Rating: 3 Stars
‘The Laughing Policeman’ is considered a vintage crime classic. It was first published in Sweden in 1968 by the wife and husband team of Sjowall and Wahloo respectively, and is one of ten books featuring Detective Martin Beck of the Stockholm Homicide Squad.
The book is reflective of the events of the day. The reverberations of the Vietnam War are being felt as far away as Sweden, when the story opens. The police are preoccupied with anti-Vietnam demonstrators outside the U.S. embassy, and violence is escalating on both sides. Beck, who is not among those trying to quell the demonstrators, is woken in the night with the news that a mass-murder has been committed on a commuter bus by an unknown gunman. He has a personal stake in this crime. One of the victims on the bus was a junior of his, and that makes Beck and his squad look at the case very closely.
The media, public, and politicians work themselves into a lather at this violent incident, and the police are demanded to throw themselves into action. What is unusual about this book is that the pace is measured. The reader may be in no less of a hurry than the jittery populace of Stockholm, but Beck and his team proceed methodically, investigating every possible angle, knocking on doors, laboriously compiling paperwork, and systematically eliminating suspects. These things do not happen overnight. Perhaps that’s why this book is considered a definitive example of the police procedural.
The unhappily married and lugubrious Beck grew on me, as did the rest of his colleagues, each one indelibly etched in the mind. One drawback to this book is the translation – I found it to be disjointed and quite jarring, till I could settle into the rhythm of the story.
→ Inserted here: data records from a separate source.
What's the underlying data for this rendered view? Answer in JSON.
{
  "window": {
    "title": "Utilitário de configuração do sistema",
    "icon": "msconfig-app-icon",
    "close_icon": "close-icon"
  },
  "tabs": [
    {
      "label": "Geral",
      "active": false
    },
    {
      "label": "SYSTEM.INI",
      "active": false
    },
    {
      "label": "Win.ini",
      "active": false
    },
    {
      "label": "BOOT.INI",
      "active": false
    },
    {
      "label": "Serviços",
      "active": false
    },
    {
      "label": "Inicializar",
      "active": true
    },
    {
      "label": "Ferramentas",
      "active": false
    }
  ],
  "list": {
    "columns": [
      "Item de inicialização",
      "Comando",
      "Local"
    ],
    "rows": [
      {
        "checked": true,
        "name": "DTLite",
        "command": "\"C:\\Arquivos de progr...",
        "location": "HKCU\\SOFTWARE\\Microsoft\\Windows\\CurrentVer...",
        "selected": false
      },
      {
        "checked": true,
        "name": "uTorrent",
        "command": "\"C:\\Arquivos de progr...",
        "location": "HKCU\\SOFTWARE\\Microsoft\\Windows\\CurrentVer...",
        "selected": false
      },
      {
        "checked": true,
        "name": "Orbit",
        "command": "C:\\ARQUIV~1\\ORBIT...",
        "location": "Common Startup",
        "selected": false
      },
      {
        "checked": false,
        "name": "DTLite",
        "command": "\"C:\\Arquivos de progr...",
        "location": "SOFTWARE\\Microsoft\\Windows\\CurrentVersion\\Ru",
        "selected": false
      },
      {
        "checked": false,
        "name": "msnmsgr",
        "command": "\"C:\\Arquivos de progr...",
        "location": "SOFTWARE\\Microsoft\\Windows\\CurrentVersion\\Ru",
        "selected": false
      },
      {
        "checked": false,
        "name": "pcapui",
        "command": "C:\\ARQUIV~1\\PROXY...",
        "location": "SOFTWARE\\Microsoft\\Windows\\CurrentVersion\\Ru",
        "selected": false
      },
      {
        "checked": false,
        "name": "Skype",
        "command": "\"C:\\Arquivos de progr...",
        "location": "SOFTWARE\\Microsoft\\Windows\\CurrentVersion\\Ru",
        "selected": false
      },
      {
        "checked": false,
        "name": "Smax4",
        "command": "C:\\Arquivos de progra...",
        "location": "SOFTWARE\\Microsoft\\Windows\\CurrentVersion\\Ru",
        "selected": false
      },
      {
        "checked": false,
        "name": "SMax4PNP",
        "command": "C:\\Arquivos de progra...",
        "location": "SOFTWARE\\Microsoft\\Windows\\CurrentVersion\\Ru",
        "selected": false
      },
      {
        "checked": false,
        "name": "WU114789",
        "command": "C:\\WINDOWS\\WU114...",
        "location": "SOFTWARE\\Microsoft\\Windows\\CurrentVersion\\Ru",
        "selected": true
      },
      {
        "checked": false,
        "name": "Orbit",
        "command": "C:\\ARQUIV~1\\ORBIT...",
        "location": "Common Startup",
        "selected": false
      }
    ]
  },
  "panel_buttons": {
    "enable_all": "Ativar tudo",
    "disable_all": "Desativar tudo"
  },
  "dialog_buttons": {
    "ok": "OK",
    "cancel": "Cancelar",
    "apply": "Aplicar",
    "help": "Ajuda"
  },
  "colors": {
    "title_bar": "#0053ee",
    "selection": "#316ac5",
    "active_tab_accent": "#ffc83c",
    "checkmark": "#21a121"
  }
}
This is certainly a book that requires a longer attention span, but the plot pulls you in, and keeps you reading, till you reach the highly satisfying conclusion.